How do you get the smell of paint thinner out of your car?
There are several ways to get rid of this paint thinner odor:
- Spray an aerosol scent. Try using a scent like an apple or pine to cover up the paint thinner smell.
- Vacuum your car and then use an air freshener that is designed for cars. You can also try using one of these sprays in conjunction with vacuuming, but be sure not to spray it near vents as they may react negatively to this.
- Air out the car by opening all of your windows and driving for at least 30 minutes.
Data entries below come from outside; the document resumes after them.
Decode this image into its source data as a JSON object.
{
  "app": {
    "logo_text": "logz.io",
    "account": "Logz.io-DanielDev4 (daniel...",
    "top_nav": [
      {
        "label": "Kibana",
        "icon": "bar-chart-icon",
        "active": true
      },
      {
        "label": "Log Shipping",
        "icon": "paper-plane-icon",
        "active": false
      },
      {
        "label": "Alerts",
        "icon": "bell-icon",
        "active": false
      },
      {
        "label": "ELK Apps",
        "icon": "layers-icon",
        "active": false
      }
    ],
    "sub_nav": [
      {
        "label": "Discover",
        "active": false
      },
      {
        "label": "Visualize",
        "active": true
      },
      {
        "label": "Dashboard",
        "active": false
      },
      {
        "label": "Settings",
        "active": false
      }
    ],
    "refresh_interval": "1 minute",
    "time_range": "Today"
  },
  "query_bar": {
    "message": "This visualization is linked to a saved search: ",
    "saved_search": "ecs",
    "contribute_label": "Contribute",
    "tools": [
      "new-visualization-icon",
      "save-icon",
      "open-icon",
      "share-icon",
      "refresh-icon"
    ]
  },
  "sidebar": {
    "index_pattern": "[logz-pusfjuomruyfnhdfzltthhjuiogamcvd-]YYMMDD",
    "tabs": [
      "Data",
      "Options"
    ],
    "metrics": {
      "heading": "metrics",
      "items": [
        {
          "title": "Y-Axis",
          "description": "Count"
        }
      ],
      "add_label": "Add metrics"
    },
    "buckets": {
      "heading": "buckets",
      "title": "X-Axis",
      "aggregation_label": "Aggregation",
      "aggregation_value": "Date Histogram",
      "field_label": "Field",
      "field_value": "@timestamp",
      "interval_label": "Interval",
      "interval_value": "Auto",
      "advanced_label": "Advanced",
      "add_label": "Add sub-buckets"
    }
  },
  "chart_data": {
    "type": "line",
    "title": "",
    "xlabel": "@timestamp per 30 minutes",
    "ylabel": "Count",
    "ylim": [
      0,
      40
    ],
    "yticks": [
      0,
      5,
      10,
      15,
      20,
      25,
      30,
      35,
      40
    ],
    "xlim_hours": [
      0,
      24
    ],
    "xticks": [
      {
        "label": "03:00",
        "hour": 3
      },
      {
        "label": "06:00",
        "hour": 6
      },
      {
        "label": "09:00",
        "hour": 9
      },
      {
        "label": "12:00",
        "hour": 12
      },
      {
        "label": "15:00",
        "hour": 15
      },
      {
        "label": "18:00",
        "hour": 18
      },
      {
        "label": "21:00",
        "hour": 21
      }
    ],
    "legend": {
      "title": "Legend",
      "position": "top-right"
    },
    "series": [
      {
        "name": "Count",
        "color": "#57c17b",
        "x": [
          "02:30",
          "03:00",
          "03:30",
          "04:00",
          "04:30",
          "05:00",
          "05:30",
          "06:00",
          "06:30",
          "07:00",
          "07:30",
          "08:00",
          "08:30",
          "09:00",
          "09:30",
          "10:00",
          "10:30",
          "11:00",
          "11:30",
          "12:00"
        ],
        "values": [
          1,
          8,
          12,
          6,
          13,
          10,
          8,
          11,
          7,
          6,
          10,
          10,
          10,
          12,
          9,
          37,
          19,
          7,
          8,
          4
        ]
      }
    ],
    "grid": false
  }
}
This will dissipate any chemical residue in the air as well as release trapped fumes from upholstery, carpets, and even headliners.
- To avoid this problem altogether you can use a more eco-friendly fuel like biodiesel.
- If you already have a car that runs on this fuel, then the likelihood of it smelling like paint thinner is much lower than if your vehicle uses gas or diesel.
- You can also try mixing up detergent with water and putting it in a spray bottle to clean out stains from carpets as well as upholstery. If you have a large stain, scrub it with soap first and then spray.
- If you are dealing with a paint thinner smell on your clothes or skin after exposure to the fumes, try soaking them in water mixed with baking soda for at least 30 minutes before washing as this will neutralize any chemicals.
Why does my car smell like chemicals?
The catalytic converter, which helps reduce the emissions and pollutants from an engine can sometimes emit chemical smells. One way for this to happen is if someone tries to remove the catalyst themselves without proper training or tools.
Another common reason for your vehicle smelling like paint thinner or other chemicals might be due to an oil leak, which could come from seals in the engine’s gaskets. These seals can break down and leak oil, which will have a chemical smell.
What causes a bad smell from car exhaust?
A car’s exhaust contains many compounds, such as nitrogen oxide (NO), ammonia (NH), nitric acid (HNO), and sulfuric acid. Nitrogen dioxide is especially strong-smelling. These substances are emitted when the engine of a vehicle combusts fuel inside it to generate power for movement.
In response to the question, what causes a bad smell from car exhaust? a number of potential causes are suggested:
- Improper tailpipe maintenance (obstruction or leak)
- Transmission problems
- Engine oil leaks from gaskets. These seals can break down and leak oil, which will have a chemical smell.
- A contaminated fuel supply (including biodiesel) can cause paint thinner fumes in exhaust gases.
Tailpipe maintenance, transmission problems, and engine oil leaks from gaskets are all potential causes for a car smelling like paint thinner. The only way to prevent this is by using biodiesel or maintaining your tailpipe so that it isn’t blocked or leaking. If the smell persists after taking these steps, then you may need to get your catalytic converter replaced professionally.